Problem:
Your answer must be the data repeated exactly, with no pictures in it.

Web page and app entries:

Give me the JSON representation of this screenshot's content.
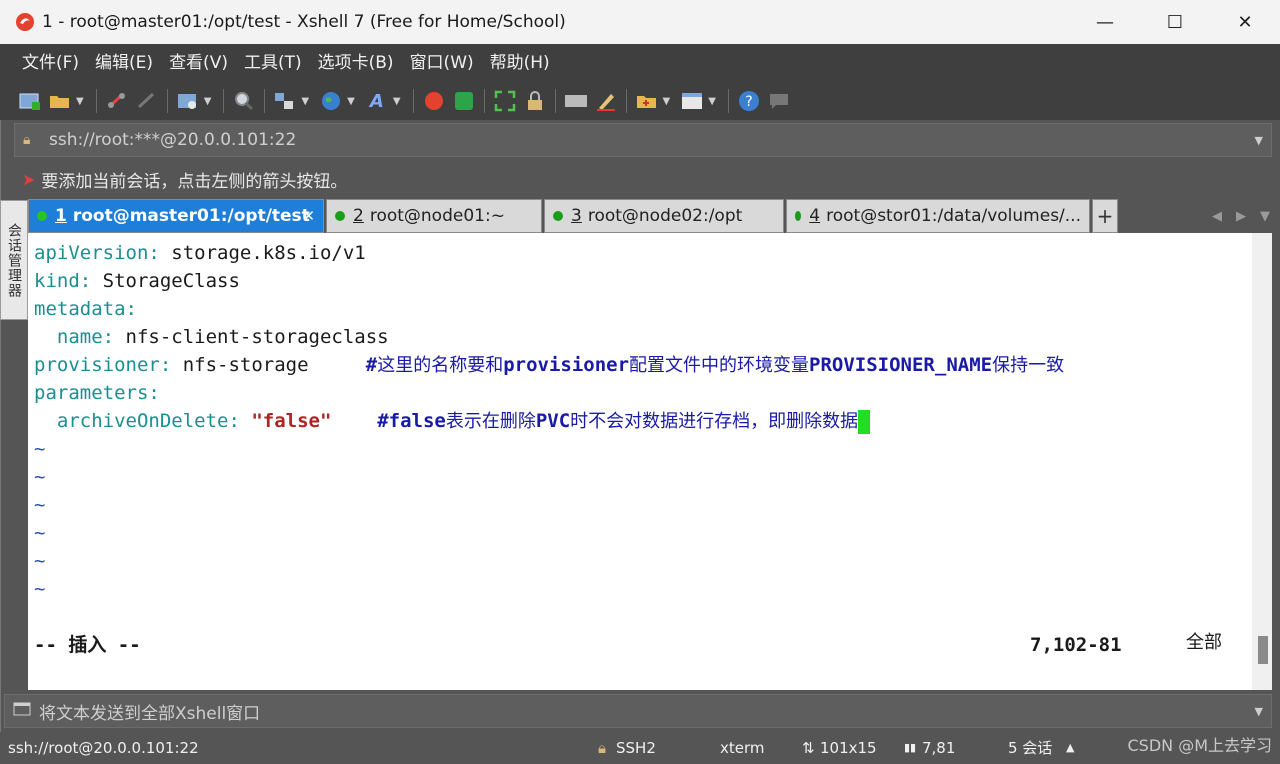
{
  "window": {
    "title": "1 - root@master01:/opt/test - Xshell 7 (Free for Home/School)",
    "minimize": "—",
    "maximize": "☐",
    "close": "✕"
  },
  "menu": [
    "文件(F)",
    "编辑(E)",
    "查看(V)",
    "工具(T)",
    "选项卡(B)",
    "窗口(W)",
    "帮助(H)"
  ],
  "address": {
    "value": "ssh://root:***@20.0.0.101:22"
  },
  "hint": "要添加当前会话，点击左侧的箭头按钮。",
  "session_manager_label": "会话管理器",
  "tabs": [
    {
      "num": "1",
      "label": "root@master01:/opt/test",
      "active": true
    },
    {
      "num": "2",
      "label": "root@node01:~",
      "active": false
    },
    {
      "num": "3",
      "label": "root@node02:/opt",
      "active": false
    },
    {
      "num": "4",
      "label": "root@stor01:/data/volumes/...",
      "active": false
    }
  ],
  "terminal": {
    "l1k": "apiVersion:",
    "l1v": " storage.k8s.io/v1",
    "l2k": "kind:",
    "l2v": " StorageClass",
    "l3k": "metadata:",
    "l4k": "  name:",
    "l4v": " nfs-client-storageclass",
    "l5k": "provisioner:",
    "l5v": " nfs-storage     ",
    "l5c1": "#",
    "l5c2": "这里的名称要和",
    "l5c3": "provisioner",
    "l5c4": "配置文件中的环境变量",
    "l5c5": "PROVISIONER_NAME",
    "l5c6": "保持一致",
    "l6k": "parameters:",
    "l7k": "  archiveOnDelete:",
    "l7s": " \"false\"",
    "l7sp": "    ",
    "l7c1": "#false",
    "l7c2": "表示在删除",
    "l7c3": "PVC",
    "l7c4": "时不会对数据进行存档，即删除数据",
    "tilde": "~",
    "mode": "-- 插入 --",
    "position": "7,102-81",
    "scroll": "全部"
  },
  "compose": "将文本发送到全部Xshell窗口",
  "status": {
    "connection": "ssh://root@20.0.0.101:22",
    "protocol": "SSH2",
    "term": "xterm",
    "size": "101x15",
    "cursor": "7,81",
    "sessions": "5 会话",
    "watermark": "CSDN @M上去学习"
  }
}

Solution to this exercise:
Give me the JSON representation of this screenshot's content.
{
  "window": {
    "title": "1 - root@master01:/opt/test - Xshell 7 (Free for Home/School)",
    "minimize": "—",
    "maximize": "☐",
    "close": "✕"
  },
  "menu": [
    "文件(F)",
    "编辑(E)",
    "查看(V)",
    "工具(T)",
    "选项卡(B)",
    "窗口(W)",
    "帮助(H)"
  ],
  "address": {
    "value": "ssh://root:***@20.0.0.101:22"
  },
  "hint": "要添加当前会话，点击左侧的箭头按钮。",
  "session_manager_label": "会话管理器",
  "tabs": [
    {
      "num": "1",
      "label": "root@master01:/opt/test",
      "active": true
    },
    {
      "num": "2",
      "label": "root@node01:~",
      "active": false
    },
    {
      "num": "3",
      "label": "root@node02:/opt",
      "active": false
    },
    {
      "num": "4",
      "label": "root@stor01:/data/volumes/...",
      "active": false
    }
  ],
  "terminal": {
    "l1k": "apiVersion:",
    "l1v": " storage.k8s.io/v1",
    "l2k": "kind:",
    "l2v": " StorageClass",
    "l3k": "metadata:",
    "l4k": "  name:",
    "l4v": " nfs-client-storageclass",
    "l5k": "provisioner:",
    "l5v": " nfs-storage     ",
    "l5c1": "#",
    "l5c2": "这里的名称要和",
    "l5c3": "provisioner",
    "l5c4": "配置文件中的环境变量",
    "l5c5": "PROVISIONER_NAME",
    "l5c6": "保持一致",
    "l6k": "parameters:",
    "l7k": "  archiveOnDelete:",
    "l7s": " \"false\"",
    "l7sp": "    ",
    "l7c1": "#false",
    "l7c2": "表示在删除",
    "l7c3": "PVC",
    "l7c4": "时不会对数据进行存档，即删除数据",
    "tilde": "~",
    "mode": "-- 插入 --",
    "position": "7,102-81",
    "scroll": "全部"
  },
  "compose": "将文本发送到全部Xshell窗口",
  "status": {
    "connection": "ssh://root@20.0.0.101:22",
    "protocol": "SSH2",
    "term": "xterm",
    "size": "101x15",
    "cursor": "7,81",
    "sessions": "5 会话",
    "watermark": "CSDN @M上去学习"
  }
}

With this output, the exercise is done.